In the quiet hamlet of Darien Center in Genessee County in early February it appears that there were no White Cap operatives. The arrival of one or two families from Batavia prompted their quick formation. According to Batavia’s The Daily News on the 27th, the newcomers “were too lazy to work and were begging through the neighborhood.” On two occasions they were “white-capped,” or confronted in person, by the newly formed band, and “ordered to leave town.” Although these White Caps were recently organized, the movement’s methods were well-known, and the new people left in a hurry. This appears to be the only case of the year in which legal action was taken against the rioters. Two of them who were somehow recognized were “arraigned on a charge of riot” but were released when no one appeared to testify against them. A few months later another White Cap morality foray materialized in a Hudson Valley village.

In July in Rhinecliff in Dutchess County, a mob of White Caps was formed to deal with a wife-beater. The Rhinebeck Gazette observed on July 8 that “there comes a startling tale from Rhinecliff that the picturesque little station village has a band of ‘whitecaps’ duly and properly capped and all its own.” Their solution to this public shame was a beating of the man, Thomas McElroy. One week later, the newspaper published a letter that summed up the situation when the author wrote “Rhinecliff is noted for its peaceful and quiet citizens, and there is no danger of any person being molested in any manner if they behave themselves.” As usual, White Caps sought a solution outside of the law in the form of summary punishment as they would near Rochester in the Fall.

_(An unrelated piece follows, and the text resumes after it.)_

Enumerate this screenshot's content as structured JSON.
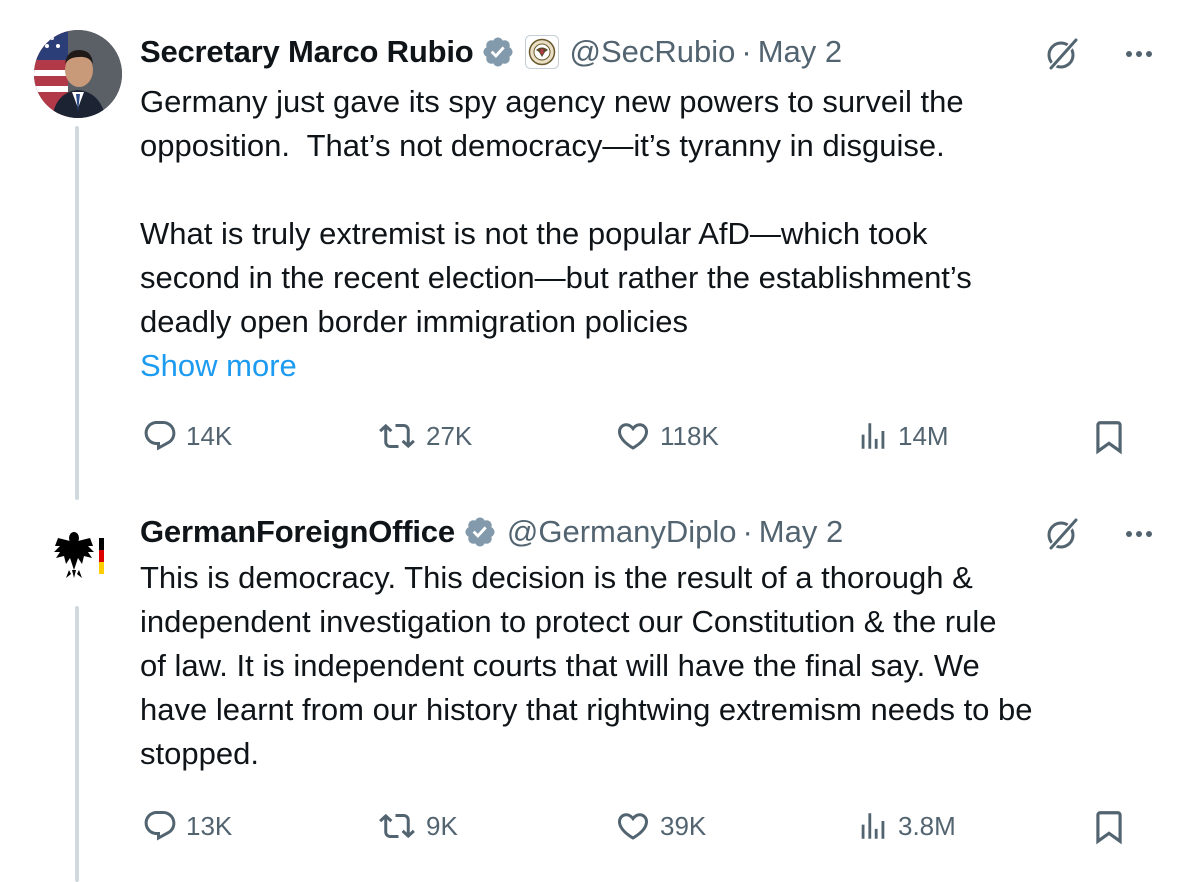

The White Caps of Penfield in Monroe County knew that Allen Decker had acted badly when he induced a married woman in late October to leave town with him—in fact, she brought along her two children. They went to Niagara Falls where Decker was arrested - apparently on a warrant from a judge in Penfield—on a charge of petit larceny for stealing the children’s clothes. Upon his return to face the judge he was fined and released. Vigilante justice awaited him on February 28 when the town’s White Caps dragged him out of the house where he hid. According to the Monroe County Mail, Allen suffered two humiliations. First, he received “a liberal coating of warm tar” (other sources indicate that feathers were then applied). Second, he was “conveyed to the village mill pond, where a rope was tied about his body to prevent his escape, and he was then thrown into the water and given a good sousing. Pulling him out of the water he was ordered to leave town and he obeyed the order with alacrity.” Within a matter of days in a small village in Onondaga County, there would be a reason for action by the self-appointed morals marauders.

In East Syracuse, there was one planned, and one unplanned, attack by the locale’s White Caps. Their intention was to thrash a husband for wife beating after he became indignant when she tried to dissuade him from seeing another woman. On November 9, The Syracuse Journal described how they gave Frederick John Smith a beating that “he will not likely soon to forget.” However, circumstances arose that spurred another beating when the “other woman,” Mrs. Clark Teft, became involved. Teft rushed to the scene carrying a club, and a few of the White Caps turned on her which resulted in “severe injury to her nose.” These brave, hooded men forcefully stoppeda woman from interfering with their operation.

In 1906, there was no sequel to “The White Caps,” although groups of them in real life continued their reign of terror in New York for a few more years. In August, for example, they covered a man with green paint and feathers due to his relationship with a married woman in East Syracuse. Other communities where they organized and operated that year include Jordan, Tonawanda, and Milton.

About the author: Richard White's articles have appeared in Civil War History, The Journal of Negro History, and other publications.